→ **How to complete this task**:
Return all of the lines below exactly as they are.

→ **Data in this exercise**:
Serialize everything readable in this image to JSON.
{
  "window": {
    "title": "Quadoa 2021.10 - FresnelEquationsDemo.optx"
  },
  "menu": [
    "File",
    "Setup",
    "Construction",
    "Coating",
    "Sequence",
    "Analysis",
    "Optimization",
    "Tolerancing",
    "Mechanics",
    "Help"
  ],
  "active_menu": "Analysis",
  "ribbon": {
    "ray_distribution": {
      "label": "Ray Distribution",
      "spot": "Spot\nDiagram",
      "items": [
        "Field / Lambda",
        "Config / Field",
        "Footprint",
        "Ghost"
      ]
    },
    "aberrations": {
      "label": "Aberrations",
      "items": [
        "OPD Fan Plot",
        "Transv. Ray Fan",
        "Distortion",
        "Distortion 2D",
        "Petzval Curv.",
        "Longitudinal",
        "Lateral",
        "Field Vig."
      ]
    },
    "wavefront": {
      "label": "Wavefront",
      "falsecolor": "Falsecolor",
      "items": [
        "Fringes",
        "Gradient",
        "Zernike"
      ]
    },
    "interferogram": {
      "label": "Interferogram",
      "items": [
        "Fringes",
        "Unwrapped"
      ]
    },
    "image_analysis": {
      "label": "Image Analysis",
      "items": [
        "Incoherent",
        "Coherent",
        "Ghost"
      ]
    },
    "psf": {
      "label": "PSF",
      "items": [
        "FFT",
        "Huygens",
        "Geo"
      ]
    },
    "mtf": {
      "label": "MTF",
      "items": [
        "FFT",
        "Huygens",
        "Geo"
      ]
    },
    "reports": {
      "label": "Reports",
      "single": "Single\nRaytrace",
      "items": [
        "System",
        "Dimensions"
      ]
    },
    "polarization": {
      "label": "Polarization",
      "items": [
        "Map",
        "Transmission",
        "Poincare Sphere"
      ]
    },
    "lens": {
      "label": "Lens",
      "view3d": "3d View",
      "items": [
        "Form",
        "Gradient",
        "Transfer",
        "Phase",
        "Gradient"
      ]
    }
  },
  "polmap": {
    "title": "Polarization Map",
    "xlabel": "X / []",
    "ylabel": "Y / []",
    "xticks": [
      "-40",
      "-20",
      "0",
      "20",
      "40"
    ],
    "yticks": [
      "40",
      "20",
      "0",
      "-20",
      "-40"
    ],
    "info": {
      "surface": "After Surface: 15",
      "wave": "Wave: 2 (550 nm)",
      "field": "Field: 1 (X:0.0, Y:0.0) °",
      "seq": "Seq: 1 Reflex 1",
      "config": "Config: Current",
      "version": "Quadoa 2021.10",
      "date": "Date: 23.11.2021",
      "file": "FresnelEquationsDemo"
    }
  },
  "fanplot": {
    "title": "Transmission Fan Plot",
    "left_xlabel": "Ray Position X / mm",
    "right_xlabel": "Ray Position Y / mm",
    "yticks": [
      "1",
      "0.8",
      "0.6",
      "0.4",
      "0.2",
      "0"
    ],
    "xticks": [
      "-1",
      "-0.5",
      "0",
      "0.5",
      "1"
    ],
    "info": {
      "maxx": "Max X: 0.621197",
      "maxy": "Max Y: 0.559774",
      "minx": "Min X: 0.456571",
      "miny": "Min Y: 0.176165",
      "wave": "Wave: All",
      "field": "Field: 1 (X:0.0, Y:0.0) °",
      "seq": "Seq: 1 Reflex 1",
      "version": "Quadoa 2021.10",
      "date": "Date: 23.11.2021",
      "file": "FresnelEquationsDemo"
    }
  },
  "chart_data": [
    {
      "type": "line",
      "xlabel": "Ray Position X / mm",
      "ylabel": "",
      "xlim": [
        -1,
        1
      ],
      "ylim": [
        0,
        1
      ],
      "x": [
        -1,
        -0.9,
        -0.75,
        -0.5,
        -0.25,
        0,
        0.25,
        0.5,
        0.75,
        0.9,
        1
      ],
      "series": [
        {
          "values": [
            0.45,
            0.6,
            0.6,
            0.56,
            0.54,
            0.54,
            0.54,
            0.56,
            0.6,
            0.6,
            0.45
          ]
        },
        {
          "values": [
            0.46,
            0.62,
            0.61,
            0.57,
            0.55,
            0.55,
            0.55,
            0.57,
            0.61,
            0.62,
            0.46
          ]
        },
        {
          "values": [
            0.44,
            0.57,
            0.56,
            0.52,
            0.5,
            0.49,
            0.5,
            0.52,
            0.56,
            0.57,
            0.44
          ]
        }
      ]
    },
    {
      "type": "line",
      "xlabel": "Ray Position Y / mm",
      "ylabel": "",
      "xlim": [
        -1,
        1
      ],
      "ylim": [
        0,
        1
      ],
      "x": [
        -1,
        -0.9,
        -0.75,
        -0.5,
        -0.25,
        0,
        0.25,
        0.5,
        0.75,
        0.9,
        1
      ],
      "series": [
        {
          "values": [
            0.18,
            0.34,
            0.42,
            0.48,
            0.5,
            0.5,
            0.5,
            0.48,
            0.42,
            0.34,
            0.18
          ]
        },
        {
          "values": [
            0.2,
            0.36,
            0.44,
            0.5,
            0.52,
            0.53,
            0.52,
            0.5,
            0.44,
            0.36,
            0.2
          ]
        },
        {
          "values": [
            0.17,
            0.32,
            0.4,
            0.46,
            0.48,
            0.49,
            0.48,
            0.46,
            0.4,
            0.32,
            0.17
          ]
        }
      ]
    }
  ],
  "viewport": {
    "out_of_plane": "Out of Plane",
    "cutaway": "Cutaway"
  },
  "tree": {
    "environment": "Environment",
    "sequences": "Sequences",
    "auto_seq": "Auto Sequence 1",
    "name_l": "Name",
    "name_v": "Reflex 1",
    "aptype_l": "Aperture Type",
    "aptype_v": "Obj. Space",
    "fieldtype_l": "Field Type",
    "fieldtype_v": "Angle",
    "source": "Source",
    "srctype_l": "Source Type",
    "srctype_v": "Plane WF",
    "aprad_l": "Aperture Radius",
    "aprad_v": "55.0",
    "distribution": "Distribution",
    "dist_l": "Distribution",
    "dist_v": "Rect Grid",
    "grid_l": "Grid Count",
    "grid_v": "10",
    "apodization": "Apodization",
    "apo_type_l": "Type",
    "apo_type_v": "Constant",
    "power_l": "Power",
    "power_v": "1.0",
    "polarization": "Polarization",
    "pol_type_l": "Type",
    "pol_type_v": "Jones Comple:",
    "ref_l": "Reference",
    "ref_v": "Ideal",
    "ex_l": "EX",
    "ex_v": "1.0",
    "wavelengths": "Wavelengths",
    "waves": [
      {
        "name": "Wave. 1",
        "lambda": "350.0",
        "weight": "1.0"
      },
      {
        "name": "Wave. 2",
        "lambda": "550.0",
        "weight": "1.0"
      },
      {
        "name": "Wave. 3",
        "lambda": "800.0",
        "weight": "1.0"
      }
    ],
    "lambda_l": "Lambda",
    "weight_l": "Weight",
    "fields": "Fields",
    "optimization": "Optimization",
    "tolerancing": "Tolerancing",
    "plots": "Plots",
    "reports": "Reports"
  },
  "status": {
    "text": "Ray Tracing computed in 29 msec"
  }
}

→ **Task output**:
Serialize everything readable in this image to JSON.
{
  "window": {
    "title": "Quadoa 2021.10 - FresnelEquationsDemo.optx"
  },
  "menu": [
    "File",
    "Setup",
    "Construction",
    "Coating",
    "Sequence",
    "Analysis",
    "Optimization",
    "Tolerancing",
    "Mechanics",
    "Help"
  ],
  "active_menu": "Analysis",
  "ribbon": {
    "ray_distribution": {
      "label": "Ray Distribution",
      "spot": "Spot\nDiagram",
      "items": [
        "Field / Lambda",
        "Config / Field",
        "Footprint",
        "Ghost"
      ]
    },
    "aberrations": {
      "label": "Aberrations",
      "items": [
        "OPD Fan Plot",
        "Transv. Ray Fan",
        "Distortion",
        "Distortion 2D",
        "Petzval Curv.",
        "Longitudinal",
        "Lateral",
        "Field Vig."
      ]
    },
    "wavefront": {
      "label": "Wavefront",
      "falsecolor": "Falsecolor",
      "items": [
        "Fringes",
        "Gradient",
        "Zernike"
      ]
    },
    "interferogram": {
      "label": "Interferogram",
      "items": [
        "Fringes",
        "Unwrapped"
      ]
    },
    "image_analysis": {
      "label": "Image Analysis",
      "items": [
        "Incoherent",
        "Coherent",
        "Ghost"
      ]
    },
    "psf": {
      "label": "PSF",
      "items": [
        "FFT",
        "Huygens",
        "Geo"
      ]
    },
    "mtf": {
      "label": "MTF",
      "items": [
        "FFT",
        "Huygens",
        "Geo"
      ]
    },
    "reports": {
      "label": "Reports",
      "single": "Single\nRaytrace",
      "items": [
        "System",
        "Dimensions"
      ]
    },
    "polarization": {
      "label": "Polarization",
      "items": [
        "Map",
        "Transmission",
        "Poincare Sphere"
      ]
    },
    "lens": {
      "label": "Lens",
      "view3d": "3d View",
      "items": [
        "Form",
        "Gradient",
        "Transfer",
        "Phase",
        "Gradient"
      ]
    }
  },
  "polmap": {
    "title": "Polarization Map",
    "xlabel": "X / []",
    "ylabel": "Y / []",
    "xticks": [
      "-40",
      "-20",
      "0",
      "20",
      "40"
    ],
    "yticks": [
      "40",
      "20",
      "0",
      "-20",
      "-40"
    ],
    "info": {
      "surface": "After Surface: 15",
      "wave": "Wave: 2 (550 nm)",
      "field": "Field: 1 (X:0.0, Y:0.0) °",
      "seq": "Seq: 1 Reflex 1",
      "config": "Config: Current",
      "version": "Quadoa 2021.10",
      "date": "Date: 23.11.2021",
      "file": "FresnelEquationsDemo"
    }
  },
  "fanplot": {
    "title": "Transmission Fan Plot",
    "left_xlabel": "Ray Position X / mm",
    "right_xlabel": "Ray Position Y / mm",
    "yticks": [
      "1",
      "0.8",
      "0.6",
      "0.4",
      "0.2",
      "0"
    ],
    "xticks": [
      "-1",
      "-0.5",
      "0",
      "0.5",
      "1"
    ],
    "info": {
      "maxx": "Max X: 0.621197",
      "maxy": "Max Y: 0.559774",
      "minx": "Min X: 0.456571",
      "miny": "Min Y: 0.176165",
      "wave": "Wave: All",
      "field": "Field: 1 (X:0.0, Y:0.0) °",
      "seq": "Seq: 1 Reflex 1",
      "version": "Quadoa 2021.10",
      "date": "Date: 23.11.2021",
      "file": "FresnelEquationsDemo"
    }
  },
  "chart_data": [
    {
      "type": "line",
      "xlabel": "Ray Position X / mm",
      "ylabel": "",
      "xlim": [
        -1,
        1
      ],
      "ylim": [
        0,
        1
      ],
      "x": [
        -1,
        -0.9,
        -0.75,
        -0.5,
        -0.25,
        0,
        0.25,
        0.5,
        0.75,
        0.9,
        1
      ],
      "series": [
        {
          "values": [
            0.45,
            0.6,
            0.6,
            0.56,
            0.54,
            0.54,
            0.54,
            0.56,
            0.6,
            0.6,
            0.45
          ]
        },
        {
          "values": [
            0.46,
            0.62,
            0.61,
            0.57,
            0.55,
            0.55,
            0.55,
            0.57,
            0.61,
            0.62,
            0.46
          ]
        },
        {
          "values": [
            0.44,
            0.57,
            0.56,
            0.52,
            0.5,
            0.49,
            0.5,
            0.52,
            0.56,
            0.57,
            0.44
          ]
        }
      ]
    },
    {
      "type": "line",
      "xlabel": "Ray Position Y / mm",
      "ylabel": "",
      "xlim": [
        -1,
        1
      ],
      "ylim": [
        0,
        1
      ],
      "x": [
        -1,
        -0.9,
        -0.75,
        -0.5,
        -0.25,
        0,
        0.25,
        0.5,
        0.75,
        0.9,
        1
      ],
      "series": [
        {
          "values": [
            0.18,
            0.34,
            0.42,
            0.48,
            0.5,
            0.5,
            0.5,
            0.48,
            0.42,
            0.34,
            0.18
          ]
        },
        {
          "values": [
            0.2,
            0.36,
            0.44,
            0.5,
            0.52,
            0.53,
            0.52,
            0.5,
            0.44,
            0.36,
            0.2
          ]
        },
        {
          "values": [
            0.17,
            0.32,
            0.4,
            0.46,
            0.48,
            0.49,
            0.48,
            0.46,
            0.4,
            0.32,
            0.17
          ]
        }
      ]
    }
  ],
  "viewport": {
    "out_of_plane": "Out of Plane",
    "cutaway": "Cutaway"
  },
  "tree": {
    "environment": "Environment",
    "sequences": "Sequences",
    "auto_seq": "Auto Sequence 1",
    "name_l": "Name",
    "name_v": "Reflex 1",
    "aptype_l": "Aperture Type",
    "aptype_v": "Obj. Space",
    "fieldtype_l": "Field Type",
    "fieldtype_v": "Angle",
    "source": "Source",
    "srctype_l": "Source Type",
    "srctype_v": "Plane WF",
    "aprad_l": "Aperture Radius",
    "aprad_v": "55.0",
    "distribution": "Distribution",
    "dist_l": "Distribution",
    "dist_v": "Rect Grid",
    "grid_l": "Grid Count",
    "grid_v": "10",
    "apodization": "Apodization",
    "apo_type_l": "Type",
    "apo_type_v": "Constant",
    "power_l": "Power",
    "power_v": "1.0",
    "polarization": "Polarization",
    "pol_type_l": "Type",
    "pol_type_v": "Jones Comple:",
    "ref_l": "Reference",
    "ref_v": "Ideal",
    "ex_l": "EX",
    "ex_v": "1.0",
    "wavelengths": "Wavelengths",
    "waves": [
      {
        "name": "Wave. 1",
        "lambda": "350.0",
        "weight": "1.0"
      },
      {
        "name": "Wave. 2",
        "lambda": "550.0",
        "weight": "1.0"
      },
      {
        "name": "Wave. 3",
        "lambda": "800.0",
        "weight": "1.0"
      }
    ],
    "lambda_l": "Lambda",
    "weight_l": "Weight",
    "fields": "Fields",
    "optimization": "Optimization",
    "tolerancing": "Tolerancing",
    "plots": "Plots",
    "reports": "Reports"
  },
  "status": {
    "text": "Ray Tracing computed in 29 msec"
  }
}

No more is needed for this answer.